■ **TASK DIRECTIONS**: Line by line, copy all of the data exactly.

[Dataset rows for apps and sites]

★ ★ ★ ★ ★

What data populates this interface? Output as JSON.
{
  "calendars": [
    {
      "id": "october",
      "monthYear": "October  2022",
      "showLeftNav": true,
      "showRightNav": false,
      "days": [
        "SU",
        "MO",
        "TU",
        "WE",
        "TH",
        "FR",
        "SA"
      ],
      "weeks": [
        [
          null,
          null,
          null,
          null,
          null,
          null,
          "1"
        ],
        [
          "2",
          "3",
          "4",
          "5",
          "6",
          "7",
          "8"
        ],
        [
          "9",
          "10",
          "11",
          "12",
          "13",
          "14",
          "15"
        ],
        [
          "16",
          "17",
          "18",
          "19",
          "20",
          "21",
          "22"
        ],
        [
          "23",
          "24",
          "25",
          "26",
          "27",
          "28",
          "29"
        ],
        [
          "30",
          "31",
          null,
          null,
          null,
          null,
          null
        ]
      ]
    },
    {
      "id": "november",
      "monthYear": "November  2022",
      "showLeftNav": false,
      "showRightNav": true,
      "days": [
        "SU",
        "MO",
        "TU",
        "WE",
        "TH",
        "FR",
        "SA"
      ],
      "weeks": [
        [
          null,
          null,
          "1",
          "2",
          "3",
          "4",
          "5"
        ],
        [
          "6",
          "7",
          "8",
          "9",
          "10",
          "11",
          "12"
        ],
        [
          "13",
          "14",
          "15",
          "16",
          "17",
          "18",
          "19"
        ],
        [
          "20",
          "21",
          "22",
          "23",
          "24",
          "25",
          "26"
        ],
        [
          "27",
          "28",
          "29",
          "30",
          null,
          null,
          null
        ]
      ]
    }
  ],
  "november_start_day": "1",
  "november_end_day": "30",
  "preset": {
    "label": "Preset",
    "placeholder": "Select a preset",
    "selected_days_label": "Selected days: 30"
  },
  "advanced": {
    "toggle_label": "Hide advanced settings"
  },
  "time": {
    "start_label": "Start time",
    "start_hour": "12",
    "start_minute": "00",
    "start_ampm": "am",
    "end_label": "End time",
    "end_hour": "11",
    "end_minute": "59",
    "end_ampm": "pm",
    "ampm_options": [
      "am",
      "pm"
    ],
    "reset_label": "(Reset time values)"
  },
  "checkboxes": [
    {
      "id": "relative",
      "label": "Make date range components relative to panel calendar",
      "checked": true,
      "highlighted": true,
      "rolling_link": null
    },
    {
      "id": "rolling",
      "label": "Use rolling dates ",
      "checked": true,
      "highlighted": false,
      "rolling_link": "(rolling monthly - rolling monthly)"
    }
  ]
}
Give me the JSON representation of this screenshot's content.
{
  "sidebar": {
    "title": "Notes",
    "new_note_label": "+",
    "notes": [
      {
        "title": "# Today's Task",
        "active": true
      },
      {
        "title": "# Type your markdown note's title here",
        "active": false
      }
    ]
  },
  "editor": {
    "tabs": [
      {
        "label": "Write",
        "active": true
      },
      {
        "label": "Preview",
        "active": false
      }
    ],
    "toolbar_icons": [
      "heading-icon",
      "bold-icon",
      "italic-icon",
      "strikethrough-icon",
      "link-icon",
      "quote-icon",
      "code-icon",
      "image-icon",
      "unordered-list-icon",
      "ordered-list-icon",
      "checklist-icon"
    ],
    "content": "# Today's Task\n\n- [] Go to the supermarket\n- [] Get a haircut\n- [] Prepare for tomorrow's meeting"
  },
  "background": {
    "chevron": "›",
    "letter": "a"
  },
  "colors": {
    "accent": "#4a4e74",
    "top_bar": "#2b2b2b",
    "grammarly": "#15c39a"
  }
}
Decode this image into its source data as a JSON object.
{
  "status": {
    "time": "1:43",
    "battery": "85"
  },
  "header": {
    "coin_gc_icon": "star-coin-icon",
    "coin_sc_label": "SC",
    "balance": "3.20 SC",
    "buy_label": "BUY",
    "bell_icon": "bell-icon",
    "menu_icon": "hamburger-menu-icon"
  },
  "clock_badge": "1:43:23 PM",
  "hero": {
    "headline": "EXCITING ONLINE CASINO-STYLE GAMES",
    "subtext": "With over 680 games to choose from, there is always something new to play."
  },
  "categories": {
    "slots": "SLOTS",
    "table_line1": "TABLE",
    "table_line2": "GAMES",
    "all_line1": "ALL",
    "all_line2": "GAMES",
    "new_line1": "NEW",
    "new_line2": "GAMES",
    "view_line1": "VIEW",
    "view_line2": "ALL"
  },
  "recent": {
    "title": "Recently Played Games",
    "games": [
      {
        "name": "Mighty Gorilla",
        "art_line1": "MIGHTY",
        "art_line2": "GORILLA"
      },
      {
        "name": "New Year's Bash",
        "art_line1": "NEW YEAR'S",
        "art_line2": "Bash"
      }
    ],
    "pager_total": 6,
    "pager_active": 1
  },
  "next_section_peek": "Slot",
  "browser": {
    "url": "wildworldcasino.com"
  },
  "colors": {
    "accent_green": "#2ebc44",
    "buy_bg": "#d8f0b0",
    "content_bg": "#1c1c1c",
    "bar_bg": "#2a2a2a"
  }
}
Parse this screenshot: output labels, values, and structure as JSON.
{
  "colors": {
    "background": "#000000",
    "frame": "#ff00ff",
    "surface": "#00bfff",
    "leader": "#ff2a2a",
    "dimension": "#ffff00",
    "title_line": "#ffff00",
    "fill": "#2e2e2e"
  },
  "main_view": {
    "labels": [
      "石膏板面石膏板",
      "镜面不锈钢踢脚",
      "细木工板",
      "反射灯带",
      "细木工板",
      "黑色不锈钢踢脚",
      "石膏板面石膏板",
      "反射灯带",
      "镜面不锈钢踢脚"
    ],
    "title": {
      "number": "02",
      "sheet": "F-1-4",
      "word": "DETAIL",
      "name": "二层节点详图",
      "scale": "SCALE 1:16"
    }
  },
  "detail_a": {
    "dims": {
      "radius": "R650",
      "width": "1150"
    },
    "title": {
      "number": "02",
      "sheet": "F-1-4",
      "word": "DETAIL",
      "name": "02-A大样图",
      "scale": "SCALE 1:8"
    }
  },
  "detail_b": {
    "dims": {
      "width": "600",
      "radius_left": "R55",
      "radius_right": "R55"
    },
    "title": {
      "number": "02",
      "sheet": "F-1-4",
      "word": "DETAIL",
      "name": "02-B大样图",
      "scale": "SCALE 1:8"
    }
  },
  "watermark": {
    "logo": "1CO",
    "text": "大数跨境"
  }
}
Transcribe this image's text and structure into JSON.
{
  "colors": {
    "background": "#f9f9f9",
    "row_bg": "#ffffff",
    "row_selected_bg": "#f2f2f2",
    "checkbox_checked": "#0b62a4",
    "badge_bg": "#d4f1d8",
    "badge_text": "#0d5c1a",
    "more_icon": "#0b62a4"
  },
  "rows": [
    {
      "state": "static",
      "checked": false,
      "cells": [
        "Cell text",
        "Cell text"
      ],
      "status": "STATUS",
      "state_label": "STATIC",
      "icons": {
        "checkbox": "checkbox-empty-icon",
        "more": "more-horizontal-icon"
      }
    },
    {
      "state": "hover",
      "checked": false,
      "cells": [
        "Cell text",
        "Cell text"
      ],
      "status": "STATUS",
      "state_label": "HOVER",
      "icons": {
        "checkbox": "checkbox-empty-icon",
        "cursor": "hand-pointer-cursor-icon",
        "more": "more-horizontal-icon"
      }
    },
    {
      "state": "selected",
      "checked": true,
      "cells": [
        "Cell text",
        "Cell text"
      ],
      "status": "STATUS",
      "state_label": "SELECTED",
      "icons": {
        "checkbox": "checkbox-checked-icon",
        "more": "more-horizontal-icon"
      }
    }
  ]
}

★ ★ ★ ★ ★

■ **RESULT**:
What data populates this interface? Output as JSON.
{
  "calendars": [
    {
      "id": "october",
      "monthYear": "October  2022",
      "showLeftNav": true,
      "showRightNav": false,
      "days": [
        "SU",
        "MO",
        "TU",
        "WE",
        "TH",
        "FR",
        "SA"
      ],
      "weeks": [
        [
          null,
          null,
          null,
          null,
          null,
          null,
          "1"
        ],
        [
          "2",
          "3",
          "4",
          "5",
          "6",
          "7",
          "8"
        ],
        [
          "9",
          "10",
          "11",
          "12",
          "13",
          "14",
          "15"
        ],
        [
          "16",
          "17",
          "18",
          "19",
          "20",
          "21",
          "22"
        ],
        [
          "23",
          "24",
          "25",
          "26",
          "27",
          "28",
          "29"
        ],
        [
          "30",
          "31",
          null,
          null,
          null,
          null,
          null
        ]
      ]
    },
    {
      "id": "november",
      "monthYear": "November  2022",
      "showLeftNav": false,
      "showRightNav": true,
      "days": [
        "SU",
        "MO",
        "TU",
        "WE",
        "TH",
        "FR",
        "SA"
      ],
      "weeks": [
        [
          null,
          null,
          "1",
          "2",
          "3",
          "4",
          "5"
        ],
        [
          "6",
          "7",
          "8",
          "9",
          "10",
          "11",
          "12"
        ],
        [
          "13",
          "14",
          "15",
          "16",
          "17",
          "18",
          "19"
        ],
        [
          "20",
          "21",
          "22",
          "23",
          "24",
          "25",
          "26"
        ],
        [
          "27",
          "28",
          "29",
          "30",
          null,
          null,
          null
        ]
      ]
    }
  ],
  "november_start_day": "1",
  "november_end_day": "30",
  "preset": {
    "label": "Preset",
    "placeholder": "Select a preset",
    "selected_days_label": "Selected days: 30"
  },
  "advanced": {
    "toggle_label": "Hide advanced settings"
  },
  "time": {
    "start_label": "Start time",
    "start_hour": "12",
    "start_minute": "00",
    "start_ampm": "am",
    "end_label": "End time",
    "end_hour": "11",
    "end_minute": "59",
    "end_ampm": "pm",
    "ampm_options": [
      "am",
      "pm"
    ],
    "reset_label": "(Reset time values)"
  },
  "checkboxes": [
    {
      "id": "relative",
      "label": "Make date range components relative to panel calendar",
      "checked": true,
      "highlighted": true,
      "rolling_link": null
    },
    {
      "id": "rolling",
      "label": "Use rolling dates ",
      "checked": true,
      "highlighted": false,
      "rolling_link": "(rolling monthly - rolling monthly)"
    }
  ]
}
Give me the JSON representation of this screenshot's content.
{
  "sidebar": {
    "title": "Notes",
    "new_note_label": "+",
    "notes": [
      {
        "title": "# Today's Task",
        "active": true
      },
      {
        "title": "# Type your markdown note's title here",
        "active": false
      }
    ]
  },
  "editor": {
    "tabs": [
      {
        "label": "Write",
        "active": true
      },
      {
        "label": "Preview",
        "active": false
      }
    ],
    "toolbar_icons": [
      "heading-icon",
      "bold-icon",
      "italic-icon",
      "strikethrough-icon",
      "link-icon",
      "quote-icon",
      "code-icon",
      "image-icon",
      "unordered-list-icon",
      "ordered-list-icon",
      "checklist-icon"
    ],
    "content": "# Today's Task\n\n- [] Go to the supermarket\n- [] Get a haircut\n- [] Prepare for tomorrow's meeting"
  },
  "background": {
    "chevron": "›",
    "letter": "a"
  },
  "colors": {
    "accent": "#4a4e74",
    "top_bar": "#2b2b2b",
    "grammarly": "#15c39a"
  }
}
Decode this image into its source data as a JSON object.
{
  "status": {
    "time": "1:43",
    "battery": "85"
  },
  "header": {
    "coin_gc_icon": "star-coin-icon",
    "coin_sc_label": "SC",
    "balance": "3.20 SC",
    "buy_label": "BUY",
    "bell_icon": "bell-icon",
    "menu_icon": "hamburger-menu-icon"
  },
  "clock_badge": "1:43:23 PM",
  "hero": {
    "headline": "EXCITING ONLINE CASINO-STYLE GAMES",
    "subtext": "With over 680 games to choose from, there is always something new to play."
  },
  "categories": {
    "slots": "SLOTS",
    "table_line1": "TABLE",
    "table_line2": "GAMES",
    "all_line1": "ALL",
    "all_line2": "GAMES",
    "new_line1": "NEW",
    "new_line2": "GAMES",
    "view_line1": "VIEW",
    "view_line2": "ALL"
  },
  "recent": {
    "title": "Recently Played Games",
    "games": [
      {
        "name": "Mighty Gorilla",
        "art_line1": "MIGHTY",
        "art_line2": "GORILLA"
      },
      {
        "name": "New Year's Bash",
        "art_line1": "NEW YEAR'S",
        "art_line2": "Bash"
      }
    ],
    "pager_total": 6,
    "pager_active": 1
  },
  "next_section_peek": "Slot",
  "browser": {
    "url": "wildworldcasino.com"
  },
  "colors": {
    "accent_green": "#2ebc44",
    "buy_bg": "#d8f0b0",
    "content_bg": "#1c1c1c",
    "bar_bg": "#2a2a2a"
  }
}
Parse this screenshot: output labels, values, and structure as JSON.
{
  "colors": {
    "background": "#000000",
    "frame": "#ff00ff",
    "surface": "#00bfff",
    "leader": "#ff2a2a",
    "dimension": "#ffff00",
    "title_line": "#ffff00",
    "fill": "#2e2e2e"
  },
  "main_view": {
    "labels": [
      "石膏板面石膏板",
      "镜面不锈钢踢脚",
      "细木工板",
      "反射灯带",
      "细木工板",
      "黑色不锈钢踢脚",
      "石膏板面石膏板",
      "反射灯带",
      "镜面不锈钢踢脚"
    ],
    "title": {
      "number": "02",
      "sheet": "F-1-4",
      "word": "DETAIL",
      "name": "二层节点详图",
      "scale": "SCALE 1:16"
    }
  },
  "detail_a": {
    "dims": {
      "radius": "R650",
      "width": "1150"
    },
    "title": {
      "number": "02",
      "sheet": "F-1-4",
      "word": "DETAIL",
      "name": "02-A大样图",
      "scale": "SCALE 1:8"
    }
  },
  "detail_b": {
    "dims": {
      "width": "600",
      "radius_left": "R55",
      "radius_right": "R55"
    },
    "title": {
      "number": "02",
      "sheet": "F-1-4",
      "word": "DETAIL",
      "name": "02-B大样图",
      "scale": "SCALE 1:8"
    }
  },
  "watermark": {
    "logo": "1CO",
    "text": "大数跨境"
  }
}
Transcribe this image's text and structure into JSON.
{
  "colors": {
    "background": "#f9f9f9",
    "row_bg": "#ffffff",
    "row_selected_bg": "#f2f2f2",
    "checkbox_checked": "#0b62a4",
    "badge_bg": "#d4f1d8",
    "badge_text": "#0d5c1a",
    "more_icon": "#0b62a4"
  },
  "rows": [
    {
      "state": "static",
      "checked": false,
      "cells": [
        "Cell text",
        "Cell text"
      ],
      "status": "STATUS",
      "state_label": "STATIC",
      "icons": {
        "checkbox": "checkbox-empty-icon",
        "more": "more-horizontal-icon"
      }
    },
    {
      "state": "hover",
      "checked": false,
      "cells": [
        "Cell text",
        "Cell text"
      ],
      "status": "STATUS",
      "state_label": "HOVER",
      "icons": {
        "checkbox": "checkbox-empty-icon",
        "cursor": "hand-pointer-cursor-icon",
        "more": "more-horizontal-icon"
      }
    },
    {
      "state": "selected",
      "checked": true,
      "cells": [
        "Cell text",
        "Cell text"
      ],
      "status": "STATUS",
      "state_label": "SELECTED",
      "icons": {
        "checkbox": "checkbox-checked-icon",
        "more": "more-horizontal-icon"
      }
    }
  ]
}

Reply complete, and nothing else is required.